Airplane Development will lead the design, development, certification and testing of the new products. The integration of new aircraft into Boeing's production system will be managed by Airplane Programs, which will oversee management of profit and loss for each program.
Boeing is already in the midst of rate increases across all lines. Since late 2011 the company has ramped up production by around 15%, and over the next 18 months will increase the rate by a further 25%. The plan sees 737 production rising to 38 a month in the second quarter of 2013, on its way to 42 a month by 2014, with the 777 to 8.3 by early in 2013 and the 787 to 10 a month by year-end. The 767 line is stabilizing at two per month as it transitions to the KC-46A. Boeing has no plans to alter its two-per-month rate for the 747-8, despite ongoing softness in the freighter market.

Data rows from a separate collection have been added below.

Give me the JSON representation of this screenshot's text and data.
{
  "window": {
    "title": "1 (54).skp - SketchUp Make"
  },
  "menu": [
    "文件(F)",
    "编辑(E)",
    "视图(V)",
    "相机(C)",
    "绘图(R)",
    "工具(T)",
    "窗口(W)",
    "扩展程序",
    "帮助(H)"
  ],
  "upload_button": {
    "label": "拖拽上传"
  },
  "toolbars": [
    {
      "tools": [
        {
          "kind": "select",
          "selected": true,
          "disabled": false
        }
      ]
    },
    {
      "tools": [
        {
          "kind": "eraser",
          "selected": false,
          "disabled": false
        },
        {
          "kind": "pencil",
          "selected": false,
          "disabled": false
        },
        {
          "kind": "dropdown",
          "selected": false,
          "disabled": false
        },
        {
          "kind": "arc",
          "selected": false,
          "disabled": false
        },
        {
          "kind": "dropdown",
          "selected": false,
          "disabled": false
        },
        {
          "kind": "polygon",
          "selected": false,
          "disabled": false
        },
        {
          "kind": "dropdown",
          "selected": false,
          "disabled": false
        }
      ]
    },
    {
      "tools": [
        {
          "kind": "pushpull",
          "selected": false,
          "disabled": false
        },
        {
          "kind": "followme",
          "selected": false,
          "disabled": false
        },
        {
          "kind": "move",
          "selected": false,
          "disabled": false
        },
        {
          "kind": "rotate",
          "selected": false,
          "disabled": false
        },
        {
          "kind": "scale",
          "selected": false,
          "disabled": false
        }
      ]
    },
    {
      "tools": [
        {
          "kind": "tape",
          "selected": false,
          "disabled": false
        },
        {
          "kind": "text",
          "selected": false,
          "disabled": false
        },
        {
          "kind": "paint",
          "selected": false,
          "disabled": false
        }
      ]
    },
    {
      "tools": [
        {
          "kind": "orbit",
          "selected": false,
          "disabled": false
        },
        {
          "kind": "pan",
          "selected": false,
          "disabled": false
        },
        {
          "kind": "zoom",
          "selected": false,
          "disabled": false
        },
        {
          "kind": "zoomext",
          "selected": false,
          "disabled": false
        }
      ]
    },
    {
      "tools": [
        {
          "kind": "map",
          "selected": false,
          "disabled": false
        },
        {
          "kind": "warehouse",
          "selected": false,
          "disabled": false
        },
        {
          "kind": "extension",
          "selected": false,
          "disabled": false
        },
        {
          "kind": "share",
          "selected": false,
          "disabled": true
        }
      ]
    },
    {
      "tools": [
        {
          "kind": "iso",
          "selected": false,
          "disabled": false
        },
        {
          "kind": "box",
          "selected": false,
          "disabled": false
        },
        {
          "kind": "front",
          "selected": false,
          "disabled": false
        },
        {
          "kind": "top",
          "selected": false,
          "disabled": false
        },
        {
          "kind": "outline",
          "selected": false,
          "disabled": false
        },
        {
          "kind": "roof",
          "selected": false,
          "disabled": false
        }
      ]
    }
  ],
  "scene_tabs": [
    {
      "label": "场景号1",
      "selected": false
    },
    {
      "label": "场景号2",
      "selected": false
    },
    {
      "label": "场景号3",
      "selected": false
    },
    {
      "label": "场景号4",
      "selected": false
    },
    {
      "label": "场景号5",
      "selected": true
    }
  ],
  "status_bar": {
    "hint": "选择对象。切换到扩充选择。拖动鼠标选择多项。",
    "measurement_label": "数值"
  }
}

The key priorities facing Boeing in 2013 center on ensuring a smooth transition to the MAX and a correct product-development strategy for the 777X. With 787 assembly woes now largely behind it, and deliveries accelerating, the challenge is to ensure the company's two cash cows continue to flourish in the single- and twin-aisle markets.
The coming 12 months are also particularly important for Bombardier, now that the Canadian manufacturer has pushed first flight of the CSeries to the middle of the year. Postponement from late 2012 not only delayed entry-into-service of the baseline CS100 to mid-2014, it sparked yet more CSeries criticism, with detractors adding supply-chain concerns to the perennial arguments of weak sales and stiff competition from Airbus and Boeing.
The loss of an expected launch order for a 160-seat high-capacity variant of the CS300 from AirAsia Group only compounded Bombardier's year-end woes, although the airframer is adamant CSeries sales will materialize and that its current backlog is adequate for a clean-sheet launch.
China's Comac C919, by far the biggest Asian commercial-aircraft development effort and most serious challenger to Airbus and Boeing, is unlikely to make its scheduled 2014 first flight or its 2016 first delivery. Achieving the schedule is theoretically possible but not likely, say industry executives. Backed by abundant support from the Chinese state, however, the program is moving steadily forward.
The C919 is expected to be about as efficient as the re-engined A320 and 737, if Comac performs to target. That will still leave the state-owned company with the challenge of persuading airlines it is a dependable supplier. Few, if any, of the 380 announced orders meet the Western criteria for definitive contracts. The C919's predecessor, Comac's ARJ21 regional jet, is now expected to be certified in 2014 after 12 years of development and its technical competitiveness is declining. Despite the delays, the aircraft is still listed as having more than 300 orders and commitments.
New scope provisions emerging at U.S. carriers, while failing to bring a rush of 80- to 90-seat orders, could provide some respite for Bombardier's beleaguered CRJ line in 2013. But the small number of 70- and 76-seaters needed by the U.S. majors will be dwarfed by several hundred 50-seat retirements to begin later in the year as the legacies, notably Delta, eliminate unprofitable feeder routes.